I recommend starting your search for these crappie magnets before leaving home. Go to the Missouri Department of Conservation website, www.mdc.mo.gov, and click the “fishing” tab. Then click on the “where to fish” tab. Finally, click on the “fish attractor map” tab. Clicking on the symbol representing a specific man-made structure on Truman reveals full information about it, including its GPS position. This is not the case on Pomme de Terre, but it’s possible to get a printed map from the lake’s Corps office that does provide this information.
Truman was the last of Missouri’s major water projects. It began storing water in October, 1979, so it should come as no surprise that the timber left standing in all of the state’s Corps lakes is beginning to show its age. Nevertheless, there’s still enough standing timber in Truman, Stockton, Smithville and Mark Twain to hold more crappie than all of us put together would want to filet.
When I (used to) fish for spring crappie I used jigs exclusively, and I know a lot of good crappie fishermen who use nothing but jigs in the summertime as well. Even so, I switch gears and use minnows at least 95 percent of the time once the crappie have moved to deep water.
I credit a lot of my summertime success to a bait presentation rig that’s a slight variation of one a guide showed me 20 years ago. Begin by threading some type of float stop on high visibility running line testing at least 12 pounds. If you even think you might use a float, add a bead and a #10 swivel snap. In either case, add a three-eighth ounce bullet weight and finish by tying one end of a small barrel swivel to the end of the line. Tie your favorite size and type of hook–I use a 1/0 or 2/0 Aberdeen–to the end of a length of eight pound test line and tie a loop about eight inches above the hook. Use the loop to attach the “snelled” hook to the other end of the swivel.
If you choose to use a float, attach it to the swivel snap. Some slip floats are designed to be attached this way as is the old fashioned round bobber. Other slip float can be modified.
Floats can’t be beat for fishing minnows over submerged brush piles. Just set the float to hold the minnow no more than a foot above the brush. Cast across the brush pile and retrieve in slow motion with plenty of 30 second pauses.
Jigs with curlytail tips can be retrieved just above the brush. Usually a steady speed works best, but don’t be slow to experiment when necessary.
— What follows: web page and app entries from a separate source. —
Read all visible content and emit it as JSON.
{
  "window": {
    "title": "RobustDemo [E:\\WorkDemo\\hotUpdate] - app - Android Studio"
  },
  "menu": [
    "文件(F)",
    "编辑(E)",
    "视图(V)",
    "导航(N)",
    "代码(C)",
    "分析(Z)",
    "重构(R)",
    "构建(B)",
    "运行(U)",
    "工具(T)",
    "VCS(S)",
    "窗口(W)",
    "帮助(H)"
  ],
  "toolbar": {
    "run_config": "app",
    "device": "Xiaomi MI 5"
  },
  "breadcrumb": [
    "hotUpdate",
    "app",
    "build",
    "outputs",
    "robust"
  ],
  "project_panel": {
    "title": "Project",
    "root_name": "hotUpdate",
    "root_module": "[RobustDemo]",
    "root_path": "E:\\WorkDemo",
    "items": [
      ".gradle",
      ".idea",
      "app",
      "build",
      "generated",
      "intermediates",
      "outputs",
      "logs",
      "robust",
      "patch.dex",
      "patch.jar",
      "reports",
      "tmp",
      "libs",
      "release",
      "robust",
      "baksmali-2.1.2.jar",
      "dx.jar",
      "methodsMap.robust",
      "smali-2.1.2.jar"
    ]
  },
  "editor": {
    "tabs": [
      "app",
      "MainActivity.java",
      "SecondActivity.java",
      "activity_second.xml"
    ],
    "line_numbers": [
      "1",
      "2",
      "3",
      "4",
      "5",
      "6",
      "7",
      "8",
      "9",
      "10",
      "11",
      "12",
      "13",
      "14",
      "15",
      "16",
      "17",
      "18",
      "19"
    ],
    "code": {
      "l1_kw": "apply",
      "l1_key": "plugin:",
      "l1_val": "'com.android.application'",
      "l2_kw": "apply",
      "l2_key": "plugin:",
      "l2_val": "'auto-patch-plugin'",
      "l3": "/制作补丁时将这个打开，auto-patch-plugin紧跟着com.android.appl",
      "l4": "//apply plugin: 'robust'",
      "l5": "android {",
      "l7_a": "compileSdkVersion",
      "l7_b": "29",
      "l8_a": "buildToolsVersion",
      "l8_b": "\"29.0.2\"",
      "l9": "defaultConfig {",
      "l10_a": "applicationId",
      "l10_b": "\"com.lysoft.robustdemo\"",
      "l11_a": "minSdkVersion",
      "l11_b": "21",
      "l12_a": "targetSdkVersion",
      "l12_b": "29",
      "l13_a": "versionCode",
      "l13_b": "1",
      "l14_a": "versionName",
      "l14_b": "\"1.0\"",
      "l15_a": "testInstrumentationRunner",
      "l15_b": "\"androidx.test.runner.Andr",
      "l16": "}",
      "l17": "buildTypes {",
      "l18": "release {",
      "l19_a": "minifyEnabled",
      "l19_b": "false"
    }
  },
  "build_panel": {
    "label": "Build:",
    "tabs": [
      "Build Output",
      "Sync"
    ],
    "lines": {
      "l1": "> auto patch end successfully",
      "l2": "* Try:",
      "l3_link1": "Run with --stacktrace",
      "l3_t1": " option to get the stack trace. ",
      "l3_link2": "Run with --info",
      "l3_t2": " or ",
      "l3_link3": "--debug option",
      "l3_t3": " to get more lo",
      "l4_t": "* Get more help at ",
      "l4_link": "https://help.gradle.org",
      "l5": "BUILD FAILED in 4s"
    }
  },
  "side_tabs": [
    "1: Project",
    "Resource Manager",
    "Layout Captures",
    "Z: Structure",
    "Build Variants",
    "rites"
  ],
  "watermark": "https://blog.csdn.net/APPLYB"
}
There are two secrets to success when fishing vertical standing timber. The first is to keep your jig or minnow within no more than three inches of the wood, because inactive crappie often face the tree trunk they’re holding on with their noses almost touching the wood. That, by the way, is the reason for using a relatively heavy sinker. Give a lively minnow freedom to roam that close to wood, and it will find something to tangle your line in.
The second is to keep probing the cover. A minute is more than long enough to leave a minnow or vertically fished jig in one spot before raising it straight up out of the water and dropping it in a new opening, even if that omening is only a few inches away.
Well, now you’ve done it. I’m thinking about crappie fishing, which means I’ll be going crappie fishing the first chance I get.
Gerald Scott can be reached at firstname.lastname@example.org